* **Assignment**
Among the lines below, return each one that contains the word "title".

[[ Dataset content, beginning ]]

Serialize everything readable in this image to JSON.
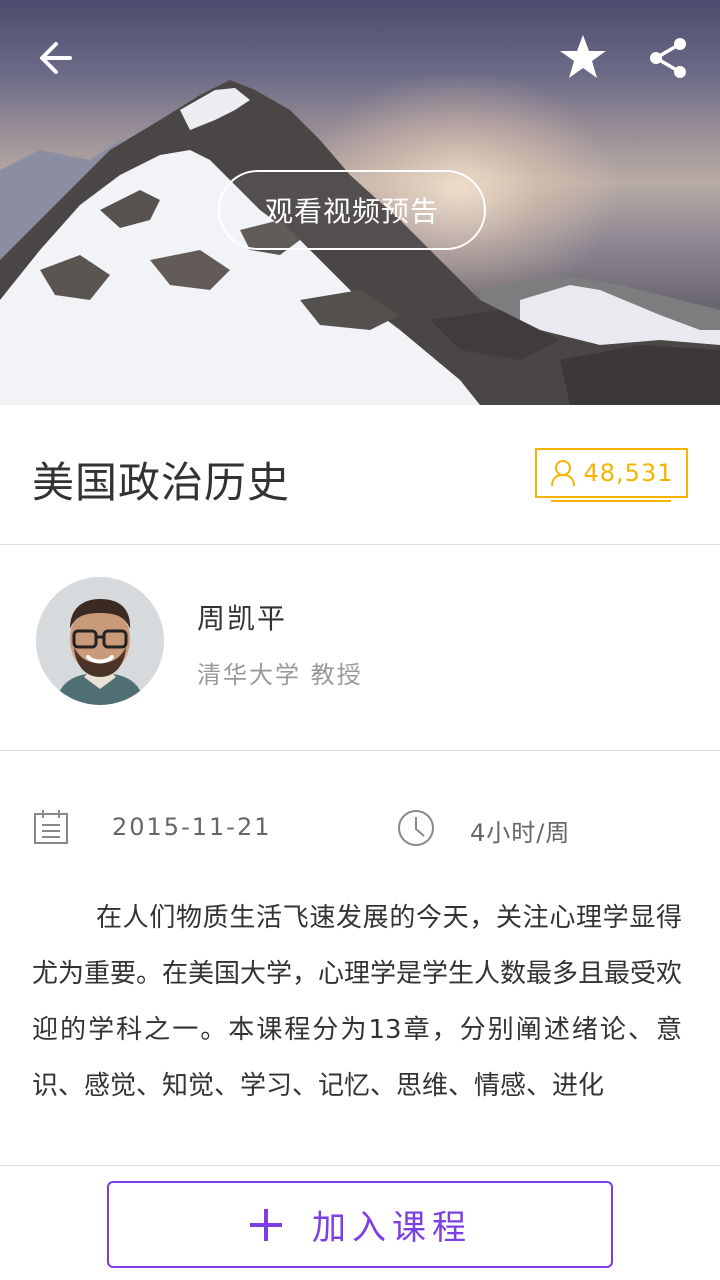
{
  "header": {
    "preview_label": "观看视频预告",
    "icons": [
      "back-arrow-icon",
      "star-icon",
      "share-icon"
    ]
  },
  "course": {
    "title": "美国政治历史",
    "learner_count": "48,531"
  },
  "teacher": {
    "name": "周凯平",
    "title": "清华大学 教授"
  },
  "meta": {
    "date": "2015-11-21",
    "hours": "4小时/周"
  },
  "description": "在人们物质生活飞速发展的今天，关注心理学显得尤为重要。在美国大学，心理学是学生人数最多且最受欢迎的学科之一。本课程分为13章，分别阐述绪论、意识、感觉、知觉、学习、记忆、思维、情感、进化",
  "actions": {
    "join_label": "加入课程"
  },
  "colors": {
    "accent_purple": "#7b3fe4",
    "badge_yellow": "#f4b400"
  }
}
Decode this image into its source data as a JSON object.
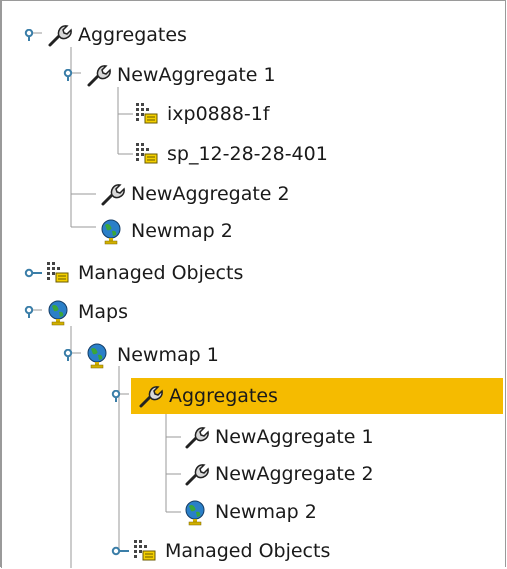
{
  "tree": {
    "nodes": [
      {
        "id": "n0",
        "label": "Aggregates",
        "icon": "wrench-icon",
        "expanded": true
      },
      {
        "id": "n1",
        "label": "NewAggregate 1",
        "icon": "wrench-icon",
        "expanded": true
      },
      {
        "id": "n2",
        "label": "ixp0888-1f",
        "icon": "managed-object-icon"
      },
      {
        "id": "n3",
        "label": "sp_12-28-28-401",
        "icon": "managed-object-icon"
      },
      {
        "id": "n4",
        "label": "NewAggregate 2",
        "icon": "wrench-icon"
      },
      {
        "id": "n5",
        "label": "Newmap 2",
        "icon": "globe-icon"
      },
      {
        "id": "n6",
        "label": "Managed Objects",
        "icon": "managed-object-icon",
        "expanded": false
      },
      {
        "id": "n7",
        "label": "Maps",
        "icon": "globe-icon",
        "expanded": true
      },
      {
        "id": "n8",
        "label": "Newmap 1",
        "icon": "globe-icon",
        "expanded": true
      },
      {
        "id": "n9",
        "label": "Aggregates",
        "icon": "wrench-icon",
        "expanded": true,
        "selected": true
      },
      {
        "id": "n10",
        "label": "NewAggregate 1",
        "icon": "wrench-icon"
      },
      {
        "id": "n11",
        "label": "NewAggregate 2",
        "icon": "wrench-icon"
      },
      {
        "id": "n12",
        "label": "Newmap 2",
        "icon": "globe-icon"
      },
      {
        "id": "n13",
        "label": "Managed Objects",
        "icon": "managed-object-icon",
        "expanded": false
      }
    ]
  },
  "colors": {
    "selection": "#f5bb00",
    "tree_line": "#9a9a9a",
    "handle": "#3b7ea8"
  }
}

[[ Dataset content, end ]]
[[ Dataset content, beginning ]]

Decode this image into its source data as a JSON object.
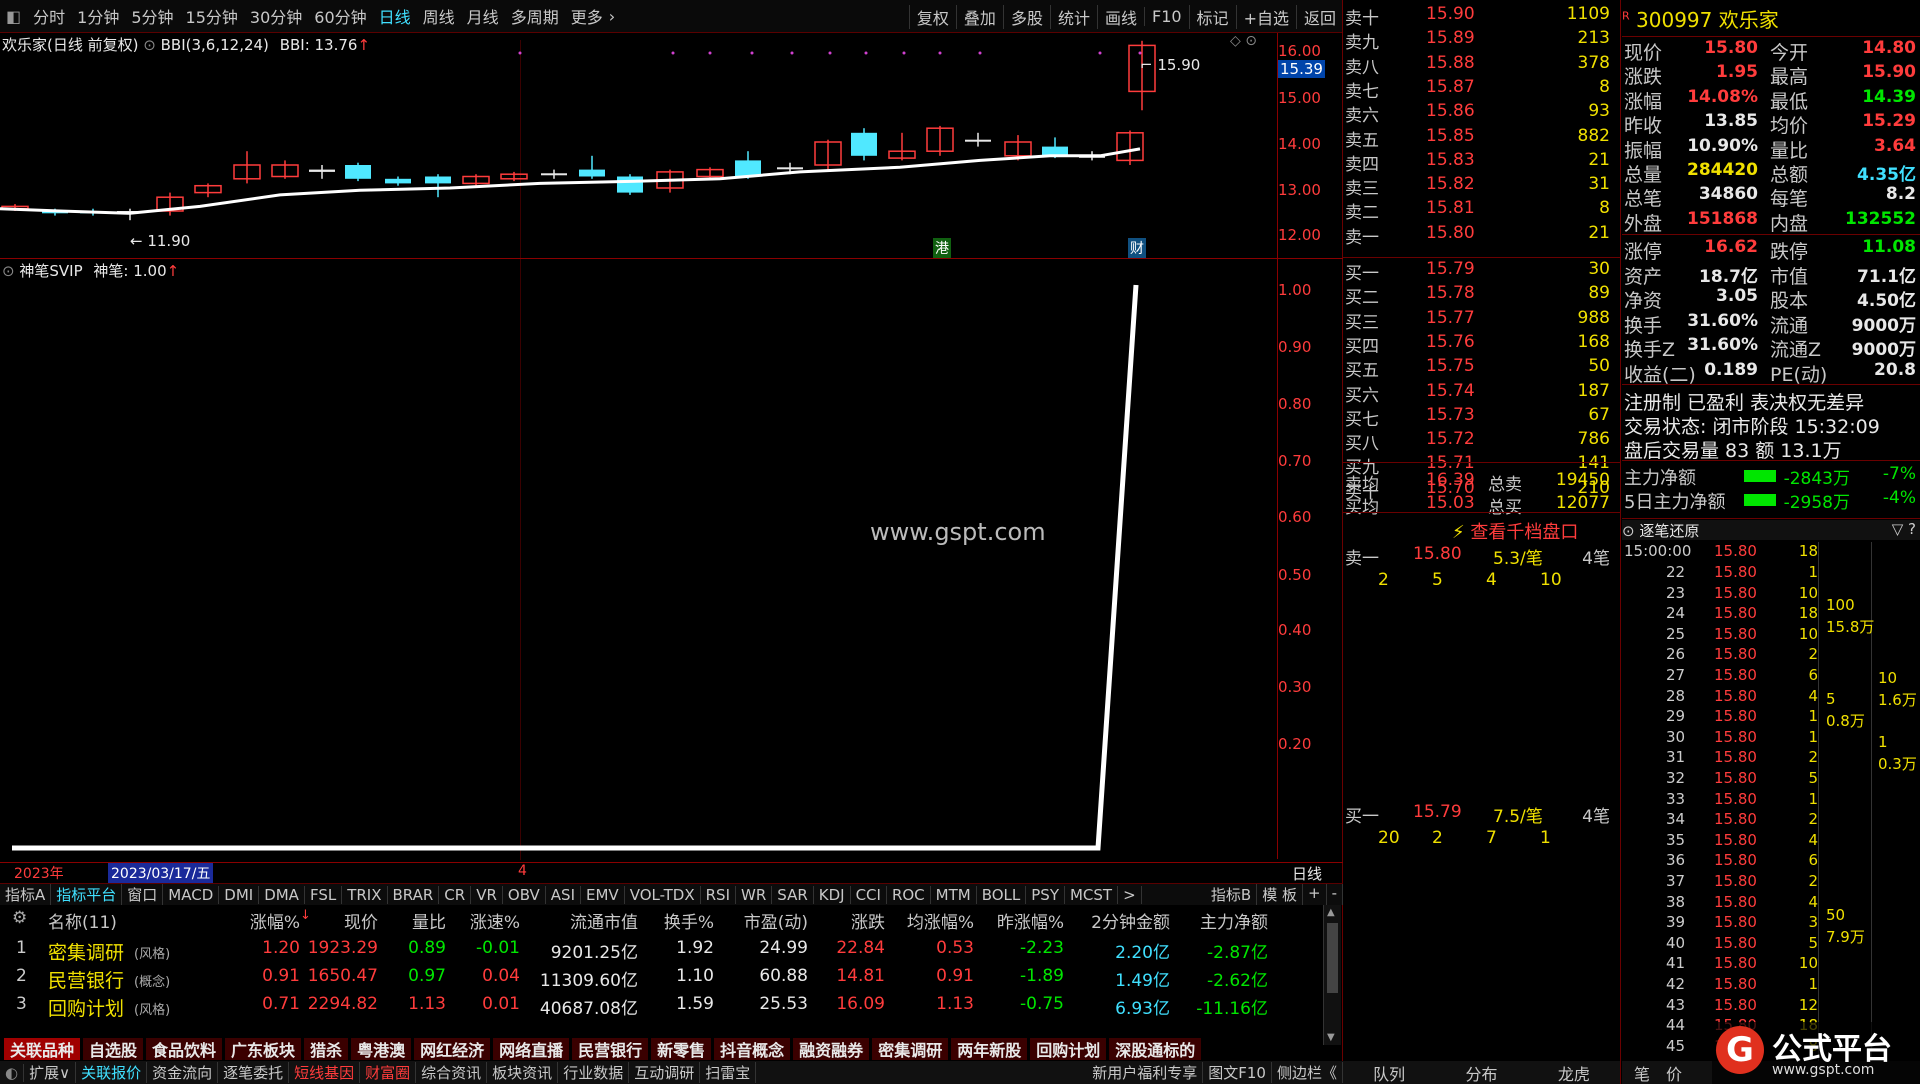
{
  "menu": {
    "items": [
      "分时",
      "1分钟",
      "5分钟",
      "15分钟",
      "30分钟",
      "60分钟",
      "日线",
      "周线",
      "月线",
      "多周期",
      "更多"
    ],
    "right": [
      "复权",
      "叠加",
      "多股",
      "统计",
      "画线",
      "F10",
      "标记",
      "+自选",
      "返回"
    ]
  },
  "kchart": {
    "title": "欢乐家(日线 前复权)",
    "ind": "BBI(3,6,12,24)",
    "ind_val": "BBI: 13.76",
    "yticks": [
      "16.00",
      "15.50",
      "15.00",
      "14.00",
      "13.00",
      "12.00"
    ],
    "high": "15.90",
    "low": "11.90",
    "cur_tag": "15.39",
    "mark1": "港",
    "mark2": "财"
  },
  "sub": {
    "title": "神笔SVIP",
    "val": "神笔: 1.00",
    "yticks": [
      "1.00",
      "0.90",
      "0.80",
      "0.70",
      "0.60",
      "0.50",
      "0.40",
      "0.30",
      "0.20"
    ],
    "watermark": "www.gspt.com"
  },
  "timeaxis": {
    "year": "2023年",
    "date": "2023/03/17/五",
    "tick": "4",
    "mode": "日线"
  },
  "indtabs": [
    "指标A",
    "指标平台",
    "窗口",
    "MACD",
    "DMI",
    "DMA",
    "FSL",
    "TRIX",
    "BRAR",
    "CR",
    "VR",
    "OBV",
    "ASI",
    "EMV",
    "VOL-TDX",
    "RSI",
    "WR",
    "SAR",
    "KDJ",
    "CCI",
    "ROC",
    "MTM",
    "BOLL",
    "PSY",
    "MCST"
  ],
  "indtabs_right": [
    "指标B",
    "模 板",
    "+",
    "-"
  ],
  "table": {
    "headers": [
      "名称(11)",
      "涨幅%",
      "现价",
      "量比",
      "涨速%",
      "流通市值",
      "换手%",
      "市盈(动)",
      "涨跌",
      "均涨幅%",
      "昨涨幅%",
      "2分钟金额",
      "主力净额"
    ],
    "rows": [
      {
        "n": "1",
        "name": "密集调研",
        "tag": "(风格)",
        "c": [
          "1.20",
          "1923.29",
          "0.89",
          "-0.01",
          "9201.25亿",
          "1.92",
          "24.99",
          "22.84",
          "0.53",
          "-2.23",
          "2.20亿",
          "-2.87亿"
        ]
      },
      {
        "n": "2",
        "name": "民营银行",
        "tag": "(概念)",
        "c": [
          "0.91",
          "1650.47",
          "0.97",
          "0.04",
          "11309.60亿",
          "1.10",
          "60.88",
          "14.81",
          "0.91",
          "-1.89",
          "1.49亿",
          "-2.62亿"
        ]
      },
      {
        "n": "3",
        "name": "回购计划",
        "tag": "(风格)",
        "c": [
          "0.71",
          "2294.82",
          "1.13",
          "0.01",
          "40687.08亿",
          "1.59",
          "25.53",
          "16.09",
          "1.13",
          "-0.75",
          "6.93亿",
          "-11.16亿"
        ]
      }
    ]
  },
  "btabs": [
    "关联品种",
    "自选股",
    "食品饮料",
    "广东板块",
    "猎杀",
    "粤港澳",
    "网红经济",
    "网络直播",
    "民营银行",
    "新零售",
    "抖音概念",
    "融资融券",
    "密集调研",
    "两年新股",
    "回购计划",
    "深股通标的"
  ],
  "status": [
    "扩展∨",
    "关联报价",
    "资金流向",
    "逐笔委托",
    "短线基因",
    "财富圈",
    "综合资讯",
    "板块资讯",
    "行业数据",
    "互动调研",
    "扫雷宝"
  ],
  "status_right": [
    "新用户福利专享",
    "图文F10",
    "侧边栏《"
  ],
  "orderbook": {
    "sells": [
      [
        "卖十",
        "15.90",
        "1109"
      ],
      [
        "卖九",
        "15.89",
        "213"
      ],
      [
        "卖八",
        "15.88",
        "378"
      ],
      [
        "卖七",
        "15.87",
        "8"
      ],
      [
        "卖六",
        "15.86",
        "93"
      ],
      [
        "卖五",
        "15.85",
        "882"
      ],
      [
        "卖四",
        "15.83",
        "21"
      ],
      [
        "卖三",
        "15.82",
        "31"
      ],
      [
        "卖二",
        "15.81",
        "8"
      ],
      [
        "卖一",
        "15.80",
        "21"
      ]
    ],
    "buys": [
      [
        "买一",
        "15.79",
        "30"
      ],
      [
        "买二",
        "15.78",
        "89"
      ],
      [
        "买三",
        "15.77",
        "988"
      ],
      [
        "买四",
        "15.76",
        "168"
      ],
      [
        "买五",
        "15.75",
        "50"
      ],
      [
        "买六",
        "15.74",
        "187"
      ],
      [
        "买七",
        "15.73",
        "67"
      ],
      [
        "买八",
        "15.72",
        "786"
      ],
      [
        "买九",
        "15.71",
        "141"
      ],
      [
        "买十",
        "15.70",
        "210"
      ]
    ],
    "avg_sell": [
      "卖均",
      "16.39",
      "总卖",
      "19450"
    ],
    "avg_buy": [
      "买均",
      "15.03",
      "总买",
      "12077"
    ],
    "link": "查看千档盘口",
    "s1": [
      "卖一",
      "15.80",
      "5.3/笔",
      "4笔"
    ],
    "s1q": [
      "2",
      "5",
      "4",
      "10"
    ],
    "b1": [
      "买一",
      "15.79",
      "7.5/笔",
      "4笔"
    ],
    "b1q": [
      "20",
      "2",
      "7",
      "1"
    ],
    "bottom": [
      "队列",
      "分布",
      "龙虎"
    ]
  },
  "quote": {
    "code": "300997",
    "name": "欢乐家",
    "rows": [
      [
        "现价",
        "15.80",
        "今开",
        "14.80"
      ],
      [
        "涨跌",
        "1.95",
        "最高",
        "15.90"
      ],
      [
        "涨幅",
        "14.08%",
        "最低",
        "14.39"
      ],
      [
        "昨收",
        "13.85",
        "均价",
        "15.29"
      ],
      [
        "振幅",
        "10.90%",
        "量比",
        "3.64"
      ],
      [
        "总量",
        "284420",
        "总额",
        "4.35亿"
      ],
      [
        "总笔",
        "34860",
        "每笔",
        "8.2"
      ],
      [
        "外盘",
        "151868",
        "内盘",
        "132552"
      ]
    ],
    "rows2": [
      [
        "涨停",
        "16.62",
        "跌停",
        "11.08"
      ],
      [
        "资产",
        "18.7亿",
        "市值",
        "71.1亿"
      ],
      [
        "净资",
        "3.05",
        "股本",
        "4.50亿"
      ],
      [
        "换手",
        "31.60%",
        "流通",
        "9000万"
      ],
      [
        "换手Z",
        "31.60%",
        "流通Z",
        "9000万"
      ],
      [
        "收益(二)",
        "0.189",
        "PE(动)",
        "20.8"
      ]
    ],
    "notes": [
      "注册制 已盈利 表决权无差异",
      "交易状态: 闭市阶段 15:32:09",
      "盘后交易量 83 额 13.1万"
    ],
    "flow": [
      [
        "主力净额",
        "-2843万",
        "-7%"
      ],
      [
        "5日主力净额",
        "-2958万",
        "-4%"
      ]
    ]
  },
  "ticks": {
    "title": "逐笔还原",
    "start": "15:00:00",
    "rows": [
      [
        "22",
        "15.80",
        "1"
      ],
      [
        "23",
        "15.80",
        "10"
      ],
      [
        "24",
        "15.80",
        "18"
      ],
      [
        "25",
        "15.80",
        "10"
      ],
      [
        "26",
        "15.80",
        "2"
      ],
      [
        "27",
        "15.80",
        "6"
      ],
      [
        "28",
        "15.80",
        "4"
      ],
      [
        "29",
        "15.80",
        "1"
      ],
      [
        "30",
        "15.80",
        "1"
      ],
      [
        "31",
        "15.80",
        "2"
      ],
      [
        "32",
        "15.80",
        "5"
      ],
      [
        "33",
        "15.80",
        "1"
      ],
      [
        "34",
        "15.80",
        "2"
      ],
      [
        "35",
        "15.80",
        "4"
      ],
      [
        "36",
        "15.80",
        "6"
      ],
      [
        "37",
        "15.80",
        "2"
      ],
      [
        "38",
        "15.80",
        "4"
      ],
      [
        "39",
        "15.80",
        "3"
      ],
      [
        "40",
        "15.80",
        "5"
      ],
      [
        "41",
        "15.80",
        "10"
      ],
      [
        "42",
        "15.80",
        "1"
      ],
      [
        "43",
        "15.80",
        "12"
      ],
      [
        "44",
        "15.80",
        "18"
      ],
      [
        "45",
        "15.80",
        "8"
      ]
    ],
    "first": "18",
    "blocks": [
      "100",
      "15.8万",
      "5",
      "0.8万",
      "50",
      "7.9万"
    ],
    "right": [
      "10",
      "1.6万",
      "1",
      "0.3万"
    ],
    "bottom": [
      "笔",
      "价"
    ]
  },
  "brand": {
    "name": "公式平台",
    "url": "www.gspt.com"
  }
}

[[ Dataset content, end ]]

* **Response area**
    "title": "美国政治历史",
    "title": "清华大学 教授"
    "title": "欢乐家(日线 前复权)",
    "title": "神笔SVIP",
    "title": "逐笔还原",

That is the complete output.